About this task: In the material below, how many lines contain "Guardian"? Answer with the number alone.

Information shown:
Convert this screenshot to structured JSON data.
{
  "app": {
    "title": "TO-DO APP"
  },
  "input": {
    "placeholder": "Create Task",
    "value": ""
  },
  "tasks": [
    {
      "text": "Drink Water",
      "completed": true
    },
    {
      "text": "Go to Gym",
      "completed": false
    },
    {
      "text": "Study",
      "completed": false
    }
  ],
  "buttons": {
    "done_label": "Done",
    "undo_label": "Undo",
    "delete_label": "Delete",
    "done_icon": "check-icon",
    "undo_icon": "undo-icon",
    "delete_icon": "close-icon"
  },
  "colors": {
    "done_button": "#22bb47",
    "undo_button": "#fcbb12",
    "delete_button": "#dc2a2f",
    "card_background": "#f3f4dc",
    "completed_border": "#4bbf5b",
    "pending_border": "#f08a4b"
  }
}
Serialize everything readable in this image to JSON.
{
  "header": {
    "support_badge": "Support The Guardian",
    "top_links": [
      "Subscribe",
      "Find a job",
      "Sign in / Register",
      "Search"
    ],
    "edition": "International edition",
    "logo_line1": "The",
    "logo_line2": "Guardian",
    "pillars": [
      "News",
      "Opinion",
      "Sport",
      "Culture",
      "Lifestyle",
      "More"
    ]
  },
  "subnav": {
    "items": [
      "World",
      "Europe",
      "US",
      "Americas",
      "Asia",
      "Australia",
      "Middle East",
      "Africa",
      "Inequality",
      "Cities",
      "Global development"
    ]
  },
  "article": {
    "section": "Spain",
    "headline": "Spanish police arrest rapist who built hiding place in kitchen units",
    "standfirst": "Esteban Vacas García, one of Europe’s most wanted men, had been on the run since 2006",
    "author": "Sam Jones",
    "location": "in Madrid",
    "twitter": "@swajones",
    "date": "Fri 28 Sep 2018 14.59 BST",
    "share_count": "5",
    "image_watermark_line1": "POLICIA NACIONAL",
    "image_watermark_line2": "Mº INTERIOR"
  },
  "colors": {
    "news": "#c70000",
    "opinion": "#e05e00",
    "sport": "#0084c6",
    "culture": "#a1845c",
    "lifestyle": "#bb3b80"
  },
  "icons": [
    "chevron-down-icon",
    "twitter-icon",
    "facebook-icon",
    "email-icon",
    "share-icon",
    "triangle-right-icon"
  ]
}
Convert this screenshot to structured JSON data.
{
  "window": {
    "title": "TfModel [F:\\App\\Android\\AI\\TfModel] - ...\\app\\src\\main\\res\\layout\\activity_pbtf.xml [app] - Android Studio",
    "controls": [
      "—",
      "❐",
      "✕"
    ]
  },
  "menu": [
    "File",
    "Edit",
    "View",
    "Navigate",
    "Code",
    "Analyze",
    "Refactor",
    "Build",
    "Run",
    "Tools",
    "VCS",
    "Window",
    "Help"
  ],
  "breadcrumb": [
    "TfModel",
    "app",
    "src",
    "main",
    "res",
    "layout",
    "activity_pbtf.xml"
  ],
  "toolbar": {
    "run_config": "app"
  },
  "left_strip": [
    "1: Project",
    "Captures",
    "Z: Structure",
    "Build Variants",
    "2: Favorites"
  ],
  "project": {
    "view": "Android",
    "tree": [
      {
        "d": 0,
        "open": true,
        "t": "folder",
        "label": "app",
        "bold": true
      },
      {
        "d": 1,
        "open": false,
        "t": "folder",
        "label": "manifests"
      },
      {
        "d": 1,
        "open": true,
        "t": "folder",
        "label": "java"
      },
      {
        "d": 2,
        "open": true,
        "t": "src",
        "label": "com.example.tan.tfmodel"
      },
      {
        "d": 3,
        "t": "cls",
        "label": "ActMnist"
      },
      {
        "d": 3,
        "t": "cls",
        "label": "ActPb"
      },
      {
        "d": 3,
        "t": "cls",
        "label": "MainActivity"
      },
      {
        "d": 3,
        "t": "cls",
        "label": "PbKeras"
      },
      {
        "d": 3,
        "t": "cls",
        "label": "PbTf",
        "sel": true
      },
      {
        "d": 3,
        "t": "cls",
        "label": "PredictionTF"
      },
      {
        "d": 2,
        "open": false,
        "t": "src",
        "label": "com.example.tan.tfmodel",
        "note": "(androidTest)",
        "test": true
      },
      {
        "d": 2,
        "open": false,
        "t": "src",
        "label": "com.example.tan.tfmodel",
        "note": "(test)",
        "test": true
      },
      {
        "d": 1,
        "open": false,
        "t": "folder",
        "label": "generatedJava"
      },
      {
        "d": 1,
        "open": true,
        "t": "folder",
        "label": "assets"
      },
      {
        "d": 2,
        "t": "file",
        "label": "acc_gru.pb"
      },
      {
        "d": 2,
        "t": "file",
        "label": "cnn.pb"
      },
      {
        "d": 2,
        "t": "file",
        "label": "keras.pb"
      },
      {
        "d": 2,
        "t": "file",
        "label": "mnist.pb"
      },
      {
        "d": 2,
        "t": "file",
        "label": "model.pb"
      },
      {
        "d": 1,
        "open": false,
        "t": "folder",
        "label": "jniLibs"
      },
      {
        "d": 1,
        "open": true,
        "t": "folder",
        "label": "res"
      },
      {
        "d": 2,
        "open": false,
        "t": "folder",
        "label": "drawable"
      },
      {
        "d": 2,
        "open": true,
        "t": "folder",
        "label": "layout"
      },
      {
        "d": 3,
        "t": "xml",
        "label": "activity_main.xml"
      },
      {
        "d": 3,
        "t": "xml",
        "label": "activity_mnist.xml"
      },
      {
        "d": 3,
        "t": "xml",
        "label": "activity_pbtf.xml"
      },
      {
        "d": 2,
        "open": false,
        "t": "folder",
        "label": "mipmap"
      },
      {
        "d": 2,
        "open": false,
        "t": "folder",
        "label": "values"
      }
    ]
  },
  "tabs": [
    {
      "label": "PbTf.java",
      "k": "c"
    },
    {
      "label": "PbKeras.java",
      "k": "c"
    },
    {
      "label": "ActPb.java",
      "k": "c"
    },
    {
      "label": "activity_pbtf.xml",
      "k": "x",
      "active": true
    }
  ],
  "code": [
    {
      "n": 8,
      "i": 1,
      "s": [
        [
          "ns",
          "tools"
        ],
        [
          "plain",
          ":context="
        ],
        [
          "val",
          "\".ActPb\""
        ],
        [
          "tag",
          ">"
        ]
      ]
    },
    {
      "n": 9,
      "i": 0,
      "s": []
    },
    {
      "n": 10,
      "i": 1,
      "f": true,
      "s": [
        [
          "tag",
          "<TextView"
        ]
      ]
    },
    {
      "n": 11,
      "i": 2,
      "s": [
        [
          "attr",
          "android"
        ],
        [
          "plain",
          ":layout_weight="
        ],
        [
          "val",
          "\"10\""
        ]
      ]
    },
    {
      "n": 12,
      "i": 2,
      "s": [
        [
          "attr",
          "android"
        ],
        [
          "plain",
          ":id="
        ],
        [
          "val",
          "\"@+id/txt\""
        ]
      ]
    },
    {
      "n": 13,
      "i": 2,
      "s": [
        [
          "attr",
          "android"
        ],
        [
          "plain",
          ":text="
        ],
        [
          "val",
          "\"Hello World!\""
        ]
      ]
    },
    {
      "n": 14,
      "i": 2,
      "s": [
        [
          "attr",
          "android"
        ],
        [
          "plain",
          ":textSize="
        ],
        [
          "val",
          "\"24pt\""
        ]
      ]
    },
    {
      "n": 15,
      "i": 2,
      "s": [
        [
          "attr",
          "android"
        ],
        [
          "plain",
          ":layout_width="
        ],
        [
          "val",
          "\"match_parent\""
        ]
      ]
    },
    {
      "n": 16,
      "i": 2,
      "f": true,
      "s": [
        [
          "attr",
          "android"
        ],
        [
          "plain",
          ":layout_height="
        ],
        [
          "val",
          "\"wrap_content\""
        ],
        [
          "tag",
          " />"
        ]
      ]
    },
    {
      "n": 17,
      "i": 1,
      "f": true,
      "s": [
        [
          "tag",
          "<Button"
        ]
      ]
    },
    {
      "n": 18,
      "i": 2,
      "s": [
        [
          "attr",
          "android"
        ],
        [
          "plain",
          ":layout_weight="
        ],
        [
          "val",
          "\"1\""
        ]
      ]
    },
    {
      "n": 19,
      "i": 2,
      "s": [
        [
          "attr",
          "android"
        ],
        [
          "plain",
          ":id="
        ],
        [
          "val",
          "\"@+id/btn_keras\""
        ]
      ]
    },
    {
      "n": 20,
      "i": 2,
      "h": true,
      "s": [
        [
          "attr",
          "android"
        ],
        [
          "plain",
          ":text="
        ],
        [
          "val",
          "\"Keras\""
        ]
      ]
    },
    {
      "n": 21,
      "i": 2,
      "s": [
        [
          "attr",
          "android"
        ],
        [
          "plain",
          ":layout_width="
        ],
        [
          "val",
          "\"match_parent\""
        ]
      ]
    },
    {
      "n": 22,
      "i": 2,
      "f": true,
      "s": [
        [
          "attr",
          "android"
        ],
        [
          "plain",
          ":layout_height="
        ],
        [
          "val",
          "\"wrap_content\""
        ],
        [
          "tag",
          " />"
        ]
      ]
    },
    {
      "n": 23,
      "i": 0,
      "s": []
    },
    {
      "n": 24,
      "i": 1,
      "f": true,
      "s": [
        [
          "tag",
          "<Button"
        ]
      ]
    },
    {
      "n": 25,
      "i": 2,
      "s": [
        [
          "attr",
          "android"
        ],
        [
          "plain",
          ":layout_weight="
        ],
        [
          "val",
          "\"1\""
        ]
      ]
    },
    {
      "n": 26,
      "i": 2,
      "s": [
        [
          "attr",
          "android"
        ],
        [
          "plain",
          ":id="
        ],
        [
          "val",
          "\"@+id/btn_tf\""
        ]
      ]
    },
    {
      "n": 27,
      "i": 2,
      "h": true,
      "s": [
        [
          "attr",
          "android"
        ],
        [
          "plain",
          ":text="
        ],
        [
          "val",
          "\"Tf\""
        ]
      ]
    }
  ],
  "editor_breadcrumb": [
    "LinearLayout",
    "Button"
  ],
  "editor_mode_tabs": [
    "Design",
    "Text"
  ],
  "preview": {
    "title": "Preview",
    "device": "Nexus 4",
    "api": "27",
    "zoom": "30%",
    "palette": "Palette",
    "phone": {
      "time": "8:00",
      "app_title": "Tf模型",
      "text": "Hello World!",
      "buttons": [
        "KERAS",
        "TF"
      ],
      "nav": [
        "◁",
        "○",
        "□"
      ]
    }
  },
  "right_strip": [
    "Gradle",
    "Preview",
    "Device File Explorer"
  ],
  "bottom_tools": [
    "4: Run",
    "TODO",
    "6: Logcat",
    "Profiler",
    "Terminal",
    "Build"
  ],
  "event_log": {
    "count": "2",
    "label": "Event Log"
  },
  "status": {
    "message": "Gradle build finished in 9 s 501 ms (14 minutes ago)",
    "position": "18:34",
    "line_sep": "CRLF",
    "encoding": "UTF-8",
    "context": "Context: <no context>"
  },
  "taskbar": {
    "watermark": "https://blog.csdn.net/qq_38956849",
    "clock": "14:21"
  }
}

Result for this task: 2